The deal to bring the iPhone to Verizon is a big one. Verizon customers have been waiting for years, and the company should see a boost in the number of subscribers that it adds.
The consensus is that, in the end, this will be a positive for Verizon . But in the near term, most likely, it won't see a boost in terms of earnings. Just the opposite, in fact.
"In the early phases of their [iPhone, manufactured by Apple] deployment, most of the subsidies are going to dilute Verizon's earnings," said Chandan Sarkar from Auriga.
It's simple math. Although official figures are not released, it's believed that Verizon is paying an iPhone subsidy between $350-400 per device. Basically, Verizon pays Apple a certain amount for the phone and then sells it at a discount to the customer. The difference is the amount that Verizon—and its shareholders—have to absorb.
"The Street is modeling about $2.25 in earnings for 2011 for Verizon, Sarkar said. "We think that number is going to come down by about 15-20 cents once the impact of these iPhones are fully incorporated into Street models."

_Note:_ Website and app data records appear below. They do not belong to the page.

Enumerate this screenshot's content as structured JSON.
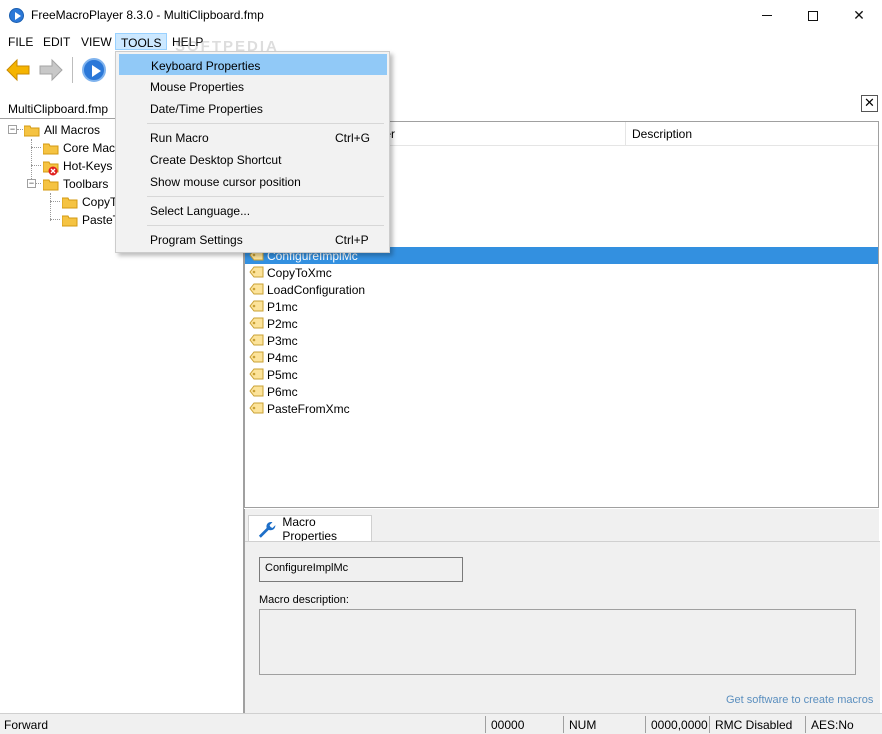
{
  "window": {
    "title": "FreeMacroPlayer 8.3.0 - MultiClipboard.fmp"
  },
  "menubar": {
    "items": [
      "FILE",
      "EDIT",
      "VIEW",
      "TOOLS",
      "HELP"
    ]
  },
  "watermark": "SOFTPEDIA",
  "left_panel": {
    "tab_label": "MultiClipboard.fmp",
    "tree": {
      "root": "All Macros",
      "core": "Core Mac",
      "hotkeys": "Hot-Keys",
      "toolbars": "Toolbars",
      "copy": "CopyT",
      "paste": "PasteT"
    }
  },
  "list": {
    "columns": {
      "trigger": "gger",
      "description": "Description"
    },
    "rows": [
      "ConfigureImplMc",
      "CopyToXmc",
      "LoadConfiguration",
      "P1mc",
      "P2mc",
      "P3mc",
      "P4mc",
      "P5mc",
      "P6mc",
      "PasteFromXmc"
    ],
    "selected": "ConfigureImplMc"
  },
  "properties": {
    "tab_label": "Macro Properties",
    "name_value": "ConfigureImplMc",
    "description_label": "Macro description:",
    "description_value": "",
    "footer_link": "Get software to create macros"
  },
  "tools_menu": {
    "items": [
      {
        "label": "Keyboard Properties",
        "shortcut": ""
      },
      {
        "label": "Mouse Properties",
        "shortcut": ""
      },
      {
        "label": "Date/Time Properties",
        "shortcut": ""
      },
      {
        "label": "Run Macro",
        "shortcut": "Ctrl+G"
      },
      {
        "label": "Create Desktop Shortcut",
        "shortcut": ""
      },
      {
        "label": "Show mouse cursor position",
        "shortcut": ""
      },
      {
        "label": "Select Language...",
        "shortcut": ""
      },
      {
        "label": "Program Settings",
        "shortcut": "Ctrl+P"
      }
    ],
    "highlighted": "Keyboard Properties"
  },
  "statusbar": {
    "mode": "Forward",
    "counter": "00000",
    "num": "NUM",
    "coords": "0000,0000",
    "rmc": "RMC Disabled",
    "aes": "AES:No"
  },
  "colors": {
    "selection": "#3390e0",
    "menu_highlight": "#91c9f7",
    "accent_blue": "#2b78d8",
    "link": "#5b8fbf"
  }
}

In terms of 2011 sales projections for the Verizon iPhone, the analyst community has a huge range right now. The low end is about 5 million units, while the highest is in the 13 million range. If the subsidy is approximately $400, the hit to Verizon could be over $5 billion.

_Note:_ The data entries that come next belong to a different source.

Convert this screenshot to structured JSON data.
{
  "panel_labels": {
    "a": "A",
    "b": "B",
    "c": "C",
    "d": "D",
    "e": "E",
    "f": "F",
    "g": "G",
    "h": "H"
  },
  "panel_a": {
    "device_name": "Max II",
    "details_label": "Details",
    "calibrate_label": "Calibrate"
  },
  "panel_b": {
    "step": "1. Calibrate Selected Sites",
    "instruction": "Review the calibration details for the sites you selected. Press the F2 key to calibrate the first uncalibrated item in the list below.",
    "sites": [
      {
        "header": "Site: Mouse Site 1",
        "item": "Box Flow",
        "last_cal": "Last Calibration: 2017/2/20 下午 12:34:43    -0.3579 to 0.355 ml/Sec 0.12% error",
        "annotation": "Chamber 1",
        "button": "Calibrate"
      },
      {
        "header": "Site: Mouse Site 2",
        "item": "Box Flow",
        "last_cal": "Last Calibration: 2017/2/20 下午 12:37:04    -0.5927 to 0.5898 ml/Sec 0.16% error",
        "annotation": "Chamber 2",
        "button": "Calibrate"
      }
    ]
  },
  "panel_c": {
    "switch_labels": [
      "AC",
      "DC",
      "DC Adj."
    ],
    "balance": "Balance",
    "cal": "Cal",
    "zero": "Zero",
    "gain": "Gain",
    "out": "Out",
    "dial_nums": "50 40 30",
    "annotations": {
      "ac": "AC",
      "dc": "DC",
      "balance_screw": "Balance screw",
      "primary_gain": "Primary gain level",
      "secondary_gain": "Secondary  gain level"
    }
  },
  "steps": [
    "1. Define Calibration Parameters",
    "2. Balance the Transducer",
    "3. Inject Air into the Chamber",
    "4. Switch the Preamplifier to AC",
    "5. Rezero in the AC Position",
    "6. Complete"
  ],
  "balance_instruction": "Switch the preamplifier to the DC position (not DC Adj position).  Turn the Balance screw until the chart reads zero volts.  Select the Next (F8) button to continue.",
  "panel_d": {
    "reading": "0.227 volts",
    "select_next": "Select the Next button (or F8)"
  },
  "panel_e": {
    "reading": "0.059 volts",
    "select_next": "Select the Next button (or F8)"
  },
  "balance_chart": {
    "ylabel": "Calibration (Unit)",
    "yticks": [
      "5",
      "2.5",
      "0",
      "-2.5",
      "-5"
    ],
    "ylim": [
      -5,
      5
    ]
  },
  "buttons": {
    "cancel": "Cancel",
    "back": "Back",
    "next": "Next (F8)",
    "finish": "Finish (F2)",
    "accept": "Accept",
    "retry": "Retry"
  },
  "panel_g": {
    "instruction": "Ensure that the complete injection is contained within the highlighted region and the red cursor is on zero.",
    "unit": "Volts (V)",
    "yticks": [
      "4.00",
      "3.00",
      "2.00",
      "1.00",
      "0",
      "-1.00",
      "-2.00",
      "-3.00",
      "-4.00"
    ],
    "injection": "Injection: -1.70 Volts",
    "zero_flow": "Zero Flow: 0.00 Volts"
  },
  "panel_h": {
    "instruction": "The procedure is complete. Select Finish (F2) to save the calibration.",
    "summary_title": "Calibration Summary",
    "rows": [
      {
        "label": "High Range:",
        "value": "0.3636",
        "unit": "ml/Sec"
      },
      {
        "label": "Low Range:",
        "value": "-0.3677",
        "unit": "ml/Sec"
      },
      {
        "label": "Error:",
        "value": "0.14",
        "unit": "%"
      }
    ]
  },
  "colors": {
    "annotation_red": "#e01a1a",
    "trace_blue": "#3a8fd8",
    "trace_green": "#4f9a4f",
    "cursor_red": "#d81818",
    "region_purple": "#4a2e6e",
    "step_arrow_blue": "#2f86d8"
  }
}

Eventually, with income from long-term contracts and data plans, this will pay for itself, but in the near term, expect earnings estimates to come down for Verizon. For a stock that's been up more than 35 percent in the last six months, Verizon could be in for a breather.

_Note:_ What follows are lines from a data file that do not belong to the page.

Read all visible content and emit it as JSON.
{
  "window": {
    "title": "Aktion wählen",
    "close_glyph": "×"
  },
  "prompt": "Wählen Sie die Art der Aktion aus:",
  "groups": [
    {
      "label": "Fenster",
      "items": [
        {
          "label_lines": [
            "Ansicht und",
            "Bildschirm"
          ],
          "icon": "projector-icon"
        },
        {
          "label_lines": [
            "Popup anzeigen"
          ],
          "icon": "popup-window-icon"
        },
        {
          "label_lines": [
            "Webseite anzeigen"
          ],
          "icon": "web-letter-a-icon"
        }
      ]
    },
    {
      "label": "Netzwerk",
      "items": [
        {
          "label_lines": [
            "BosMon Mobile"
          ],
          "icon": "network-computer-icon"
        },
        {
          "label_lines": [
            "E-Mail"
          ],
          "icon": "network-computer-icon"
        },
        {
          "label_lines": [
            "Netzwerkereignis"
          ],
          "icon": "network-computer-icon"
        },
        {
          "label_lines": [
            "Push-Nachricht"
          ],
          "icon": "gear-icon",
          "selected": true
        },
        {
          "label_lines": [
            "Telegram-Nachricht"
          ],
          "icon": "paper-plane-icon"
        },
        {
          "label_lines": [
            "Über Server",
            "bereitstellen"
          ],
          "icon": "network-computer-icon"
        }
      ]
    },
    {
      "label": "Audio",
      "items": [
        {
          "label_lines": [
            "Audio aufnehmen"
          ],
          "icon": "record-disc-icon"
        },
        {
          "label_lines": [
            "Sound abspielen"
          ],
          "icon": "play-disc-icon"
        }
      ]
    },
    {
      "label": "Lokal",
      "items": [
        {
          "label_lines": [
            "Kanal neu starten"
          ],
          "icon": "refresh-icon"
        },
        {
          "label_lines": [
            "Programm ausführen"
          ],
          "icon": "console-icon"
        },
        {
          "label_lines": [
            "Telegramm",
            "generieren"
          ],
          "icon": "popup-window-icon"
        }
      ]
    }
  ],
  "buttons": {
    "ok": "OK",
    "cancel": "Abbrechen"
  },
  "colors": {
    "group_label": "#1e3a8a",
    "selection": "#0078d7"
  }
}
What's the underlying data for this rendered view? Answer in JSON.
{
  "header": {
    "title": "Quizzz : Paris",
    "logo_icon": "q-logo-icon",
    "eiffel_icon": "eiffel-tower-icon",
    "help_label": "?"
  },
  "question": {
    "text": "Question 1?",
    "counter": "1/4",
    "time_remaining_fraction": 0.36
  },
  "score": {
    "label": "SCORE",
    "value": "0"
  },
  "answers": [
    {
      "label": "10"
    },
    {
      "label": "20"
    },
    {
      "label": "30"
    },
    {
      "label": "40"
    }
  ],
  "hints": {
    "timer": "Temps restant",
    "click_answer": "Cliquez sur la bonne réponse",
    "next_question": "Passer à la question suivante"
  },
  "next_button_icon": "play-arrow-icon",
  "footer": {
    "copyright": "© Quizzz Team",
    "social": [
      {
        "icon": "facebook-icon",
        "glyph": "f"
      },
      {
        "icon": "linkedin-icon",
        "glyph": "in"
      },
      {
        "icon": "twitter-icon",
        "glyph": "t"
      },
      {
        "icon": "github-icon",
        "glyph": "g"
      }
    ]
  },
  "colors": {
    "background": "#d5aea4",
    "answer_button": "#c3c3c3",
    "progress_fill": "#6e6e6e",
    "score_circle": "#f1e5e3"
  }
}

"In the later phases of the deployment," Sarkar said, "say next year and beyond, it will start to become a positive slowly for Verizon."